2. Have you tried it?
Before you even start to make a decision, did you give kanji separation a try? Splitting up kanji is a major method used by many learners in a variety of different ways. Part of learning Japanese is figuring out how you like learn. Before closing the door on it, see how you like it.
Tried it? Hate it?
3. How much do you hate it?
Is it merely annoying? Frustrating? Or do you dread every moment of it? Doing what you hate will burn you out. It doesn’t matter how good it is supposed to be for you. When you feel dread, you stop. Getting to fluency is way more important than how or how long it took you to get there.
4. Try the natural kanji route
You made the decision and are now learning kanji naturally through words/sentences.
How does it feel? Is your studying more enjoyable? Do you look forward to it? If you still feel the same way you did as when kanji was separate, you may have deeper problems with how you study that you’ll need to deal with.
Let’s assume you like it better (which most people that make this decision do). Your answer is clear: study kanji this way.
However you have one final and important step.
5. The future
You can and will improve without studying kanji separately. You will not lose in some major way. Don’t spend time needlessly worrying whether you make the right choice.
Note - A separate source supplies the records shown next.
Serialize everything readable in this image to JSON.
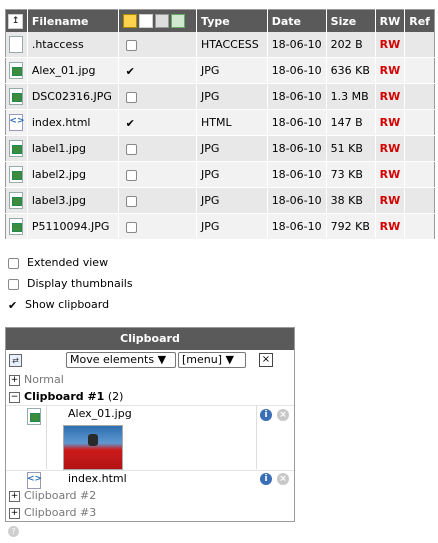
{
  "table": {
    "headers": {
      "filename": "Filename",
      "type": "Type",
      "date": "Date",
      "size": "Size",
      "rw": "RW",
      "ref": "Ref"
    },
    "rows": [
      {
        "name": ".htaccess",
        "icon": "blank-file-icon",
        "checked": false,
        "type": "HTACCESS",
        "date": "18-06-10",
        "size": "202 B",
        "rw": "RW"
      },
      {
        "name": "Alex_01.jpg",
        "icon": "image-file-icon",
        "checked": true,
        "type": "JPG",
        "date": "18-06-10",
        "size": "636 KB",
        "rw": "RW"
      },
      {
        "name": "DSC02316.JPG",
        "icon": "image-file-icon",
        "checked": false,
        "type": "JPG",
        "date": "18-06-10",
        "size": "1.3 MB",
        "rw": "RW"
      },
      {
        "name": "index.html",
        "icon": "html-file-icon",
        "checked": true,
        "type": "HTML",
        "date": "18-06-10",
        "size": "147 B",
        "rw": "RW"
      },
      {
        "name": "label1.jpg",
        "icon": "image-file-icon",
        "checked": false,
        "type": "JPG",
        "date": "18-06-10",
        "size": "51 KB",
        "rw": "RW"
      },
      {
        "name": "label2.jpg",
        "icon": "image-file-icon",
        "checked": false,
        "type": "JPG",
        "date": "18-06-10",
        "size": "73 KB",
        "rw": "RW"
      },
      {
        "name": "label3.jpg",
        "icon": "image-file-icon",
        "checked": false,
        "type": "JPG",
        "date": "18-06-10",
        "size": "38 KB",
        "rw": "RW"
      },
      {
        "name": "P5110094.JPG",
        "icon": "image-file-icon",
        "checked": false,
        "type": "JPG",
        "date": "18-06-10",
        "size": "792 KB",
        "rw": "RW"
      }
    ]
  },
  "options": {
    "extended_view": "Extended view",
    "display_thumbnails": "Display thumbnails",
    "show_clipboard": "Show clipboard",
    "extended_view_checked": false,
    "display_thumbnails_checked": false,
    "show_clipboard_checked": true
  },
  "clipboard": {
    "title": "Clipboard",
    "mode_select": "Move elements",
    "menu_select": "[menu]",
    "close_glyph": "×",
    "groups": {
      "normal": "Normal",
      "clipboard1": "Clipboard #1",
      "clipboard1_count": "(2)",
      "clipboard2": "Clipboard #2",
      "clipboard3": "Clipboard #3"
    },
    "items": [
      {
        "name": "Alex_01.jpg"
      },
      {
        "name": "index.html"
      }
    ]
  },
  "colors": {
    "header_bg": "#5a5a5a",
    "row_light": "#f2f2f2",
    "row_dark": "#e8e8e8",
    "rw_red": "#d40000",
    "info_blue": "#3a6fb8"
  }
}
Your final crossroads will come later.
Everyone who studies kanji (whether separate or natural) will struggle with it, especially as you move towards intermediate level. For the natural kanji learner, you will approach a second decision as you reach this level.
- Continue the natural route till the end
- Now switch to separate kanji learning
You don’t need to choose your lifelong kanji study route right from day 1. That’s just not realistic to make such a heavy decision with such limited knowledge. Many successful people have switched to separate kanji studying at intermediate or higher level. I did so myself.
My advice is that when you reach this level, and are not satisfied with your kanji ability, it’s worth it to give the separate kanji route one more try. You may now find you like doing it separately, and the timing is perfect.
If not, just continue doing what you’ve been doing.
“You must learn kanji separately if you ever want to truly learn kanji!”
You’ll occasionally hear this, especially from the die hard kanji separators (ex. hardcore RTK users). I don’t agree with this. There is no master-list requirement to learn kanji. I’ve met plenty of people who have very high levels of Japanese who never separated their kanji learning. As long as you take the time to consider the above steps, you’ll be fine.
Always remember: burning out and quitting is the worst possible outcome.
Going the natural kanji route
Have you decided to quit the separate route? How is it going for you now? Do you have any advice to other people who are considering doing the same?
Founder of Jalup. iOS Software Engineer. Former attorney, translator, and interpreter. Still watching 月曜から夜ふかし weekly since 2013.